Problem to solve – Your answer should be the records again, unchanged in wording and free of images.

Component data from apps and pages
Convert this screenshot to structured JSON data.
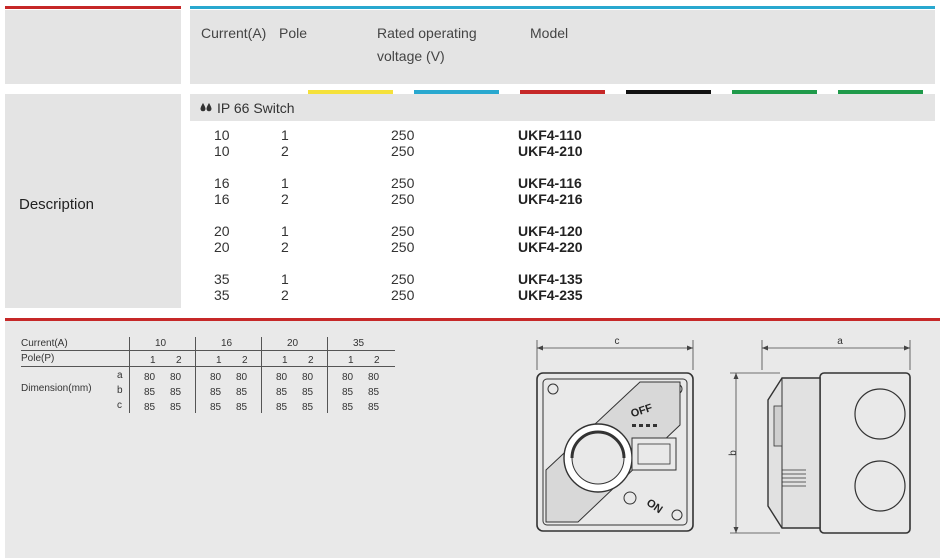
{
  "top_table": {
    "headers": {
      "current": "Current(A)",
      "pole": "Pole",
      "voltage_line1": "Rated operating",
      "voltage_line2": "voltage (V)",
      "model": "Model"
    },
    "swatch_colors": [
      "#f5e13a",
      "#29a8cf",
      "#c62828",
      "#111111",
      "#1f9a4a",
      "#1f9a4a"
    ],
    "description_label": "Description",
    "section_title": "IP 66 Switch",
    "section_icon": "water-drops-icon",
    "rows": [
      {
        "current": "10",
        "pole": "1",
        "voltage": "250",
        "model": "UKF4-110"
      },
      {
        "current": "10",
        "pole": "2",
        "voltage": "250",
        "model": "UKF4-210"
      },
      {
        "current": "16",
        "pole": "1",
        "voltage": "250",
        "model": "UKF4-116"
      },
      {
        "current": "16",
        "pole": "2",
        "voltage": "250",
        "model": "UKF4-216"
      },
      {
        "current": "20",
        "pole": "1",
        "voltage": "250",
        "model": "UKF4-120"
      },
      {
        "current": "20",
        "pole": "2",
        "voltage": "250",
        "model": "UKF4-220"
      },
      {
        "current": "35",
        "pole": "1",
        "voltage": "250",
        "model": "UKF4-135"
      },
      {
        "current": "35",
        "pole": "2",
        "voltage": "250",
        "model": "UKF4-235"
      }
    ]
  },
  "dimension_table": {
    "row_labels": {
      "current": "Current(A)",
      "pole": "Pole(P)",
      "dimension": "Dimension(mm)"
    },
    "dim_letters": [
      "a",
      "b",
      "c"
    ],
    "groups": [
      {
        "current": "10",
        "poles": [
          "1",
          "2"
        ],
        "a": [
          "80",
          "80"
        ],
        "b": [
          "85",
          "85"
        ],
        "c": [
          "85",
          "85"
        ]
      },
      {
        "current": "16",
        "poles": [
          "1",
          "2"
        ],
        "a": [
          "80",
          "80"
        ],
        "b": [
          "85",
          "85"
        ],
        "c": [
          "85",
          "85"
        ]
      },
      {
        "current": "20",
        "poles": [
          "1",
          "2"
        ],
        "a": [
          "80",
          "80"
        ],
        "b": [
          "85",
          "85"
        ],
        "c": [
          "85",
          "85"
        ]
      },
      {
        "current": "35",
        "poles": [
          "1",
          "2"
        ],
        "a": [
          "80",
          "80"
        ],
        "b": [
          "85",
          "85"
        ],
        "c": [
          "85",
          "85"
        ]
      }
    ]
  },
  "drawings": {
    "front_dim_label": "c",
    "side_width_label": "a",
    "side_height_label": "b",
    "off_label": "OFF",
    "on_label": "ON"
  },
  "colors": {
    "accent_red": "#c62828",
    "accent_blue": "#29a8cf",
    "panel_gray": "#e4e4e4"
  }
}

Final answer –
Convert this screenshot to structured JSON data.
{
  "top_table": {
    "headers": {
      "current": "Current(A)",
      "pole": "Pole",
      "voltage_line1": "Rated operating",
      "voltage_line2": "voltage (V)",
      "model": "Model"
    },
    "swatch_colors": [
      "#f5e13a",
      "#29a8cf",
      "#c62828",
      "#111111",
      "#1f9a4a",
      "#1f9a4a"
    ],
    "description_label": "Description",
    "section_title": "IP 66 Switch",
    "section_icon": "water-drops-icon",
    "rows": [
      {
        "current": "10",
        "pole": "1",
        "voltage": "250",
        "model": "UKF4-110"
      },
      {
        "current": "10",
        "pole": "2",
        "voltage": "250",
        "model": "UKF4-210"
      },
      {
        "current": "16",
        "pole": "1",
        "voltage": "250",
        "model": "UKF4-116"
      },
      {
        "current": "16",
        "pole": "2",
        "voltage": "250",
        "model": "UKF4-216"
      },
      {
        "current": "20",
        "pole": "1",
        "voltage": "250",
        "model": "UKF4-120"
      },
      {
        "current": "20",
        "pole": "2",
        "voltage": "250",
        "model": "UKF4-220"
      },
      {
        "current": "35",
        "pole": "1",
        "voltage": "250",
        "model": "UKF4-135"
      },
      {
        "current": "35",
        "pole": "2",
        "voltage": "250",
        "model": "UKF4-235"
      }
    ]
  },
  "dimension_table": {
    "row_labels": {
      "current": "Current(A)",
      "pole": "Pole(P)",
      "dimension": "Dimension(mm)"
    },
    "dim_letters": [
      "a",
      "b",
      "c"
    ],
    "groups": [
      {
        "current": "10",
        "poles": [
          "1",
          "2"
        ],
        "a": [
          "80",
          "80"
        ],
        "b": [
          "85",
          "85"
        ],
        "c": [
          "85",
          "85"
        ]
      },
      {
        "current": "16",
        "poles": [
          "1",
          "2"
        ],
        "a": [
          "80",
          "80"
        ],
        "b": [
          "85",
          "85"
        ],
        "c": [
          "85",
          "85"
        ]
      },
      {
        "current": "20",
        "poles": [
          "1",
          "2"
        ],
        "a": [
          "80",
          "80"
        ],
        "b": [
          "85",
          "85"
        ],
        "c": [
          "85",
          "85"
        ]
      },
      {
        "current": "35",
        "poles": [
          "1",
          "2"
        ],
        "a": [
          "80",
          "80"
        ],
        "b": [
          "85",
          "85"
        ],
        "c": [
          "85",
          "85"
        ]
      }
    ]
  },
  "drawings": {
    "front_dim_label": "c",
    "side_width_label": "a",
    "side_height_label": "b",
    "off_label": "OFF",
    "on_label": "ON"
  },
  "colors": {
    "accent_red": "#c62828",
    "accent_blue": "#29a8cf",
    "panel_gray": "#e4e4e4"
  }
}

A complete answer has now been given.